**DATA EXCERPTS**

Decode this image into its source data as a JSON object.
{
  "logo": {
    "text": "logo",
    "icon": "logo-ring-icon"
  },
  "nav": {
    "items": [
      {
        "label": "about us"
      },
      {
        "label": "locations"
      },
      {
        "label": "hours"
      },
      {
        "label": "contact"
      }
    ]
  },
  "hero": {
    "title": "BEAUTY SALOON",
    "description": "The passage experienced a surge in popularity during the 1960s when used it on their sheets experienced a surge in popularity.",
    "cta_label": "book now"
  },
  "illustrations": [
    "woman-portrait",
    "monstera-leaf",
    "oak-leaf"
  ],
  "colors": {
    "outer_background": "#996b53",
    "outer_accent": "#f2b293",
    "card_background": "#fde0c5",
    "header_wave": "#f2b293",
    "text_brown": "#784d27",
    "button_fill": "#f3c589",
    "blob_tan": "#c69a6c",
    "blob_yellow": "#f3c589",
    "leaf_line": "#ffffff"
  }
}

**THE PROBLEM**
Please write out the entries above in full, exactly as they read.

**ANSWER AREA**
Decode this image into its source data as a JSON object.
{
  "logo": {
    "text": "logo",
    "icon": "logo-ring-icon"
  },
  "nav": {
    "items": [
      {
        "label": "about us"
      },
      {
        "label": "locations"
      },
      {
        "label": "hours"
      },
      {
        "label": "contact"
      }
    ]
  },
  "hero": {
    "title": "BEAUTY SALOON",
    "description": "The passage experienced a surge in popularity during the 1960s when used it on their sheets experienced a surge in popularity.",
    "cta_label": "book now"
  },
  "illustrations": [
    "woman-portrait",
    "monstera-leaf",
    "oak-leaf"
  ],
  "colors": {
    "outer_background": "#996b53",
    "outer_accent": "#f2b293",
    "card_background": "#fde0c5",
    "header_wave": "#f2b293",
    "text_brown": "#784d27",
    "button_fill": "#f3c589",
    "blob_tan": "#c69a6c",
    "blob_yellow": "#f3c589",
    "leaf_line": "#ffffff"
  }
}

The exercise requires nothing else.